> [BRIEF] Without the pictures, reproduce the records that follow exactly.
━━━━━ DATASET
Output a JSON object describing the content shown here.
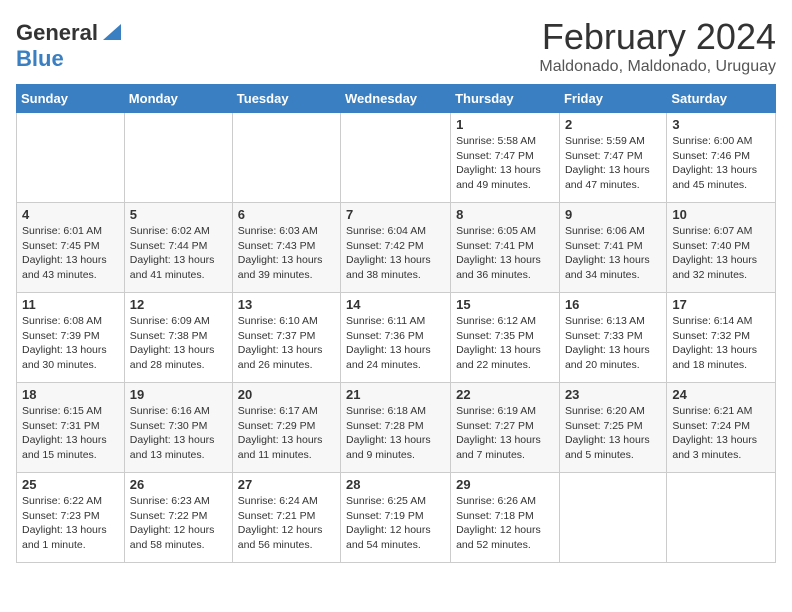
{
  "header": {
    "logo_general": "General",
    "logo_blue": "Blue",
    "title": "February 2024",
    "subtitle": "Maldonado, Maldonado, Uruguay"
  },
  "days_of_week": [
    "Sunday",
    "Monday",
    "Tuesday",
    "Wednesday",
    "Thursday",
    "Friday",
    "Saturday"
  ],
  "weeks": [
    [
      {
        "day": "",
        "info": ""
      },
      {
        "day": "",
        "info": ""
      },
      {
        "day": "",
        "info": ""
      },
      {
        "day": "",
        "info": ""
      },
      {
        "day": "1",
        "info": "Sunrise: 5:58 AM\nSunset: 7:47 PM\nDaylight: 13 hours\nand 49 minutes."
      },
      {
        "day": "2",
        "info": "Sunrise: 5:59 AM\nSunset: 7:47 PM\nDaylight: 13 hours\nand 47 minutes."
      },
      {
        "day": "3",
        "info": "Sunrise: 6:00 AM\nSunset: 7:46 PM\nDaylight: 13 hours\nand 45 minutes."
      }
    ],
    [
      {
        "day": "4",
        "info": "Sunrise: 6:01 AM\nSunset: 7:45 PM\nDaylight: 13 hours\nand 43 minutes."
      },
      {
        "day": "5",
        "info": "Sunrise: 6:02 AM\nSunset: 7:44 PM\nDaylight: 13 hours\nand 41 minutes."
      },
      {
        "day": "6",
        "info": "Sunrise: 6:03 AM\nSunset: 7:43 PM\nDaylight: 13 hours\nand 39 minutes."
      },
      {
        "day": "7",
        "info": "Sunrise: 6:04 AM\nSunset: 7:42 PM\nDaylight: 13 hours\nand 38 minutes."
      },
      {
        "day": "8",
        "info": "Sunrise: 6:05 AM\nSunset: 7:41 PM\nDaylight: 13 hours\nand 36 minutes."
      },
      {
        "day": "9",
        "info": "Sunrise: 6:06 AM\nSunset: 7:41 PM\nDaylight: 13 hours\nand 34 minutes."
      },
      {
        "day": "10",
        "info": "Sunrise: 6:07 AM\nSunset: 7:40 PM\nDaylight: 13 hours\nand 32 minutes."
      }
    ],
    [
      {
        "day": "11",
        "info": "Sunrise: 6:08 AM\nSunset: 7:39 PM\nDaylight: 13 hours\nand 30 minutes."
      },
      {
        "day": "12",
        "info": "Sunrise: 6:09 AM\nSunset: 7:38 PM\nDaylight: 13 hours\nand 28 minutes."
      },
      {
        "day": "13",
        "info": "Sunrise: 6:10 AM\nSunset: 7:37 PM\nDaylight: 13 hours\nand 26 minutes."
      },
      {
        "day": "14",
        "info": "Sunrise: 6:11 AM\nSunset: 7:36 PM\nDaylight: 13 hours\nand 24 minutes."
      },
      {
        "day": "15",
        "info": "Sunrise: 6:12 AM\nSunset: 7:35 PM\nDaylight: 13 hours\nand 22 minutes."
      },
      {
        "day": "16",
        "info": "Sunrise: 6:13 AM\nSunset: 7:33 PM\nDaylight: 13 hours\nand 20 minutes."
      },
      {
        "day": "17",
        "info": "Sunrise: 6:14 AM\nSunset: 7:32 PM\nDaylight: 13 hours\nand 18 minutes."
      }
    ],
    [
      {
        "day": "18",
        "info": "Sunrise: 6:15 AM\nSunset: 7:31 PM\nDaylight: 13 hours\nand 15 minutes."
      },
      {
        "day": "19",
        "info": "Sunrise: 6:16 AM\nSunset: 7:30 PM\nDaylight: 13 hours\nand 13 minutes."
      },
      {
        "day": "20",
        "info": "Sunrise: 6:17 AM\nSunset: 7:29 PM\nDaylight: 13 hours\nand 11 minutes."
      },
      {
        "day": "21",
        "info": "Sunrise: 6:18 AM\nSunset: 7:28 PM\nDaylight: 13 hours\nand 9 minutes."
      },
      {
        "day": "22",
        "info": "Sunrise: 6:19 AM\nSunset: 7:27 PM\nDaylight: 13 hours\nand 7 minutes."
      },
      {
        "day": "23",
        "info": "Sunrise: 6:20 AM\nSunset: 7:25 PM\nDaylight: 13 hours\nand 5 minutes."
      },
      {
        "day": "24",
        "info": "Sunrise: 6:21 AM\nSunset: 7:24 PM\nDaylight: 13 hours\nand 3 minutes."
      }
    ],
    [
      {
        "day": "25",
        "info": "Sunrise: 6:22 AM\nSunset: 7:23 PM\nDaylight: 13 hours\nand 1 minute."
      },
      {
        "day": "26",
        "info": "Sunrise: 6:23 AM\nSunset: 7:22 PM\nDaylight: 12 hours\nand 58 minutes."
      },
      {
        "day": "27",
        "info": "Sunrise: 6:24 AM\nSunset: 7:21 PM\nDaylight: 12 hours\nand 56 minutes."
      },
      {
        "day": "28",
        "info": "Sunrise: 6:25 AM\nSunset: 7:19 PM\nDaylight: 12 hours\nand 54 minutes."
      },
      {
        "day": "29",
        "info": "Sunrise: 6:26 AM\nSunset: 7:18 PM\nDaylight: 12 hours\nand 52 minutes."
      },
      {
        "day": "",
        "info": ""
      },
      {
        "day": "",
        "info": ""
      }
    ]
  ]
}
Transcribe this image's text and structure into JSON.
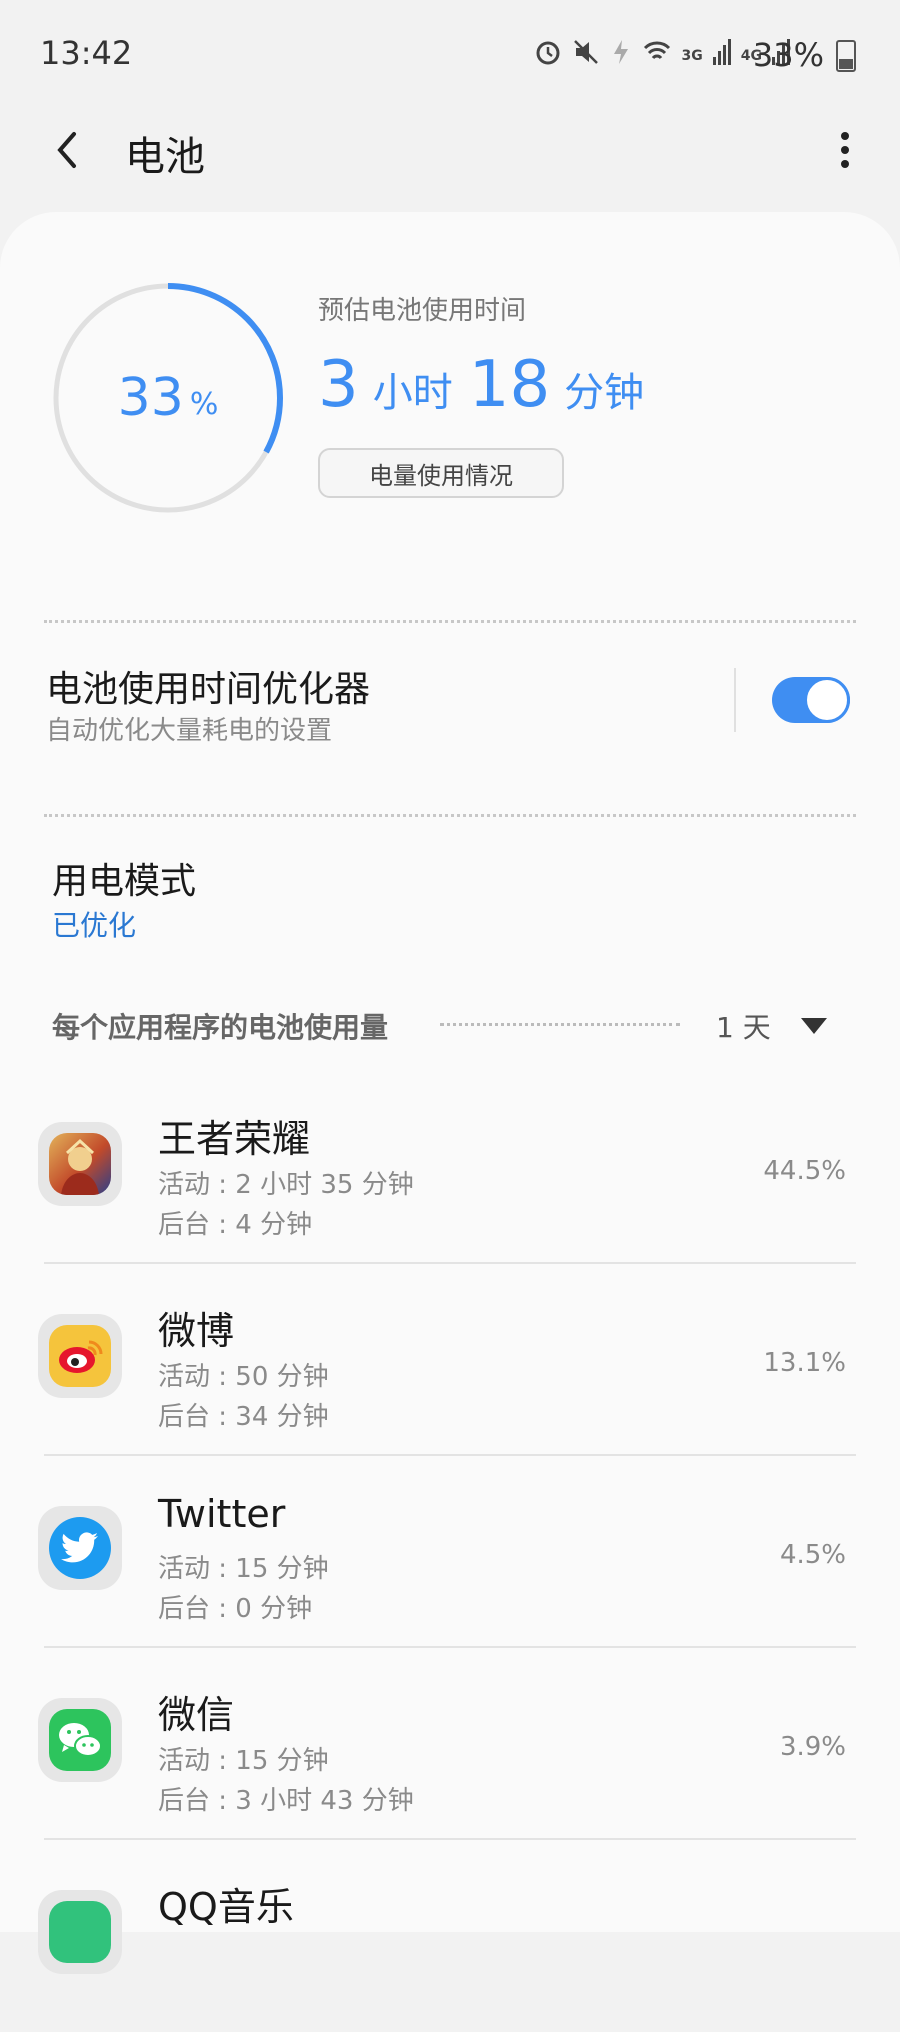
{
  "status_bar": {
    "time": "13:42",
    "icons": [
      "alarm-icon",
      "mute-icon",
      "data-saver-icon",
      "wifi-icon",
      "3g-signal-icon",
      "4g-signal-icon"
    ],
    "net_3g": "3G",
    "net_4g": "4G",
    "battery": "33%"
  },
  "app_bar": {
    "title": "电池"
  },
  "battery_summary": {
    "percent": "33",
    "percent_unit": "%",
    "level_fraction": 0.33,
    "estimate_label": "预估电池使用时间",
    "hours": "3",
    "hours_unit": "小时",
    "minutes": "18",
    "minutes_unit": "分钟",
    "usage_button": "电量使用情况"
  },
  "optimizer": {
    "title": "电池使用时间优化器",
    "subtitle": "自动优化大量耗电的设置",
    "enabled": true
  },
  "power_mode": {
    "title": "用电模式",
    "value": "已优化"
  },
  "per_app": {
    "header": "每个应用程序的电池使用量",
    "period": "1 天"
  },
  "apps": [
    {
      "name": "王者荣耀",
      "active": "活动 : 2 小时 35 分钟",
      "background": "后台 : 4 分钟",
      "percent": "44.5%",
      "icon": "honor-of-kings-icon"
    },
    {
      "name": "微博",
      "active": "活动 : 50 分钟",
      "background": "后台 : 34 分钟",
      "percent": "13.1%",
      "icon": "weibo-icon"
    },
    {
      "name": "Twitter",
      "active": "活动 : 15 分钟",
      "background": "后台 : 0 分钟",
      "percent": "4.5%",
      "icon": "twitter-icon"
    },
    {
      "name": "微信",
      "active": "活动 : 15 分钟",
      "background": "后台 : 3 小时 43 分钟",
      "percent": "3.9%",
      "icon": "wechat-icon"
    },
    {
      "name": "QQ音乐",
      "active": "",
      "background": "",
      "percent": "",
      "icon": "qq-music-icon"
    }
  ],
  "colors": {
    "accent": "#3f8ef2",
    "link": "#2a78d2",
    "weibo": "#f5c43c",
    "twitter": "#1d9bf0",
    "wechat": "#2dc45d"
  }
}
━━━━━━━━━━
> [YOUR RESPONSE]
Output a JSON object describing the content shown here.
{
  "header": {
    "logo_general": "General",
    "logo_blue": "Blue",
    "title": "February 2024",
    "subtitle": "Maldonado, Maldonado, Uruguay"
  },
  "days_of_week": [
    "Sunday",
    "Monday",
    "Tuesday",
    "Wednesday",
    "Thursday",
    "Friday",
    "Saturday"
  ],
  "weeks": [
    [
      {
        "day": "",
        "info": ""
      },
      {
        "day": "",
        "info": ""
      },
      {
        "day": "",
        "info": ""
      },
      {
        "day": "",
        "info": ""
      },
      {
        "day": "1",
        "info": "Sunrise: 5:58 AM\nSunset: 7:47 PM\nDaylight: 13 hours\nand 49 minutes."
      },
      {
        "day": "2",
        "info": "Sunrise: 5:59 AM\nSunset: 7:47 PM\nDaylight: 13 hours\nand 47 minutes."
      },
      {
        "day": "3",
        "info": "Sunrise: 6:00 AM\nSunset: 7:46 PM\nDaylight: 13 hours\nand 45 minutes."
      }
    ],
    [
      {
        "day": "4",
        "info": "Sunrise: 6:01 AM\nSunset: 7:45 PM\nDaylight: 13 hours\nand 43 minutes."
      },
      {
        "day": "5",
        "info": "Sunrise: 6:02 AM\nSunset: 7:44 PM\nDaylight: 13 hours\nand 41 minutes."
      },
      {
        "day": "6",
        "info": "Sunrise: 6:03 AM\nSunset: 7:43 PM\nDaylight: 13 hours\nand 39 minutes."
      },
      {
        "day": "7",
        "info": "Sunrise: 6:04 AM\nSunset: 7:42 PM\nDaylight: 13 hours\nand 38 minutes."
      },
      {
        "day": "8",
        "info": "Sunrise: 6:05 AM\nSunset: 7:41 PM\nDaylight: 13 hours\nand 36 minutes."
      },
      {
        "day": "9",
        "info": "Sunrise: 6:06 AM\nSunset: 7:41 PM\nDaylight: 13 hours\nand 34 minutes."
      },
      {
        "day": "10",
        "info": "Sunrise: 6:07 AM\nSunset: 7:40 PM\nDaylight: 13 hours\nand 32 minutes."
      }
    ],
    [
      {
        "day": "11",
        "info": "Sunrise: 6:08 AM\nSunset: 7:39 PM\nDaylight: 13 hours\nand 30 minutes."
      },
      {
        "day": "12",
        "info": "Sunrise: 6:09 AM\nSunset: 7:38 PM\nDaylight: 13 hours\nand 28 minutes."
      },
      {
        "day": "13",
        "info": "Sunrise: 6:10 AM\nSunset: 7:37 PM\nDaylight: 13 hours\nand 26 minutes."
      },
      {
        "day": "14",
        "info": "Sunrise: 6:11 AM\nSunset: 7:36 PM\nDaylight: 13 hours\nand 24 minutes."
      },
      {
        "day": "15",
        "info": "Sunrise: 6:12 AM\nSunset: 7:35 PM\nDaylight: 13 hours\nand 22 minutes."
      },
      {
        "day": "16",
        "info": "Sunrise: 6:13 AM\nSunset: 7:33 PM\nDaylight: 13 hours\nand 20 minutes."
      },
      {
        "day": "17",
        "info": "Sunrise: 6:14 AM\nSunset: 7:32 PM\nDaylight: 13 hours\nand 18 minutes."
      }
    ],
    [
      {
        "day": "18",
        "info": "Sunrise: 6:15 AM\nSunset: 7:31 PM\nDaylight: 13 hours\nand 15 minutes."
      },
      {
        "day": "19",
        "info": "Sunrise: 6:16 AM\nSunset: 7:30 PM\nDaylight: 13 hours\nand 13 minutes."
      },
      {
        "day": "20",
        "info": "Sunrise: 6:17 AM\nSunset: 7:29 PM\nDaylight: 13 hours\nand 11 minutes."
      },
      {
        "day": "21",
        "info": "Sunrise: 6:18 AM\nSunset: 7:28 PM\nDaylight: 13 hours\nand 9 minutes."
      },
      {
        "day": "22",
        "info": "Sunrise: 6:19 AM\nSunset: 7:27 PM\nDaylight: 13 hours\nand 7 minutes."
      },
      {
        "day": "23",
        "info": "Sunrise: 6:20 AM\nSunset: 7:25 PM\nDaylight: 13 hours\nand 5 minutes."
      },
      {
        "day": "24",
        "info": "Sunrise: 6:21 AM\nSunset: 7:24 PM\nDaylight: 13 hours\nand 3 minutes."
      }
    ],
    [
      {
        "day": "25",
        "info": "Sunrise: 6:22 AM\nSunset: 7:23 PM\nDaylight: 13 hours\nand 1 minute."
      },
      {
        "day": "26",
        "info": "Sunrise: 6:23 AM\nSunset: 7:22 PM\nDaylight: 12 hours\nand 58 minutes."
      },
      {
        "day": "27",
        "info": "Sunrise: 6:24 AM\nSunset: 7:21 PM\nDaylight: 12 hours\nand 56 minutes."
      },
      {
        "day": "28",
        "info": "Sunrise: 6:25 AM\nSunset: 7:19 PM\nDaylight: 12 hours\nand 54 minutes."
      },
      {
        "day": "29",
        "info": "Sunrise: 6:26 AM\nSunset: 7:18 PM\nDaylight: 12 hours\nand 52 minutes."
      },
      {
        "day": "",
        "info": ""
      },
      {
        "day": "",
        "info": ""
      }
    ]
  ]
}
Transcribe this image's text and structure into JSON.
{
  "status_bar": {
    "time": "13:42",
    "icons": [
      "alarm-icon",
      "mute-icon",
      "data-saver-icon",
      "wifi-icon",
      "3g-signal-icon",
      "4g-signal-icon"
    ],
    "net_3g": "3G",
    "net_4g": "4G",
    "battery": "33%"
  },
  "app_bar": {
    "title": "电池"
  },
  "battery_summary": {
    "percent": "33",
    "percent_unit": "%",
    "level_fraction": 0.33,
    "estimate_label": "预估电池使用时间",
    "hours": "3",
    "hours_unit": "小时",
    "minutes": "18",
    "minutes_unit": "分钟",
    "usage_button": "电量使用情况"
  },
  "optimizer": {
    "title": "电池使用时间优化器",
    "subtitle": "自动优化大量耗电的设置",
    "enabled": true
  },
  "power_mode": {
    "title": "用电模式",
    "value": "已优化"
  },
  "per_app": {
    "header": "每个应用程序的电池使用量",
    "period": "1 天"
  },
  "apps": [
    {
      "name": "王者荣耀",
      "active": "活动 : 2 小时 35 分钟",
      "background": "后台 : 4 分钟",
      "percent": "44.5%",
      "icon": "honor-of-kings-icon"
    },
    {
      "name": "微博",
      "active": "活动 : 50 分钟",
      "background": "后台 : 34 分钟",
      "percent": "13.1%",
      "icon": "weibo-icon"
    },
    {
      "name": "Twitter",
      "active": "活动 : 15 分钟",
      "background": "后台 : 0 分钟",
      "percent": "4.5%",
      "icon": "twitter-icon"
    },
    {
      "name": "微信",
      "active": "活动 : 15 分钟",
      "background": "后台 : 3 小时 43 分钟",
      "percent": "3.9%",
      "icon": "wechat-icon"
    },
    {
      "name": "QQ音乐",
      "active": "",
      "background": "",
      "percent": "",
      "icon": "qq-music-icon"
    }
  ],
  "colors": {
    "accent": "#3f8ef2",
    "link": "#2a78d2",
    "weibo": "#f5c43c",
    "twitter": "#1d9bf0",
    "wechat": "#2dc45d"
  }
}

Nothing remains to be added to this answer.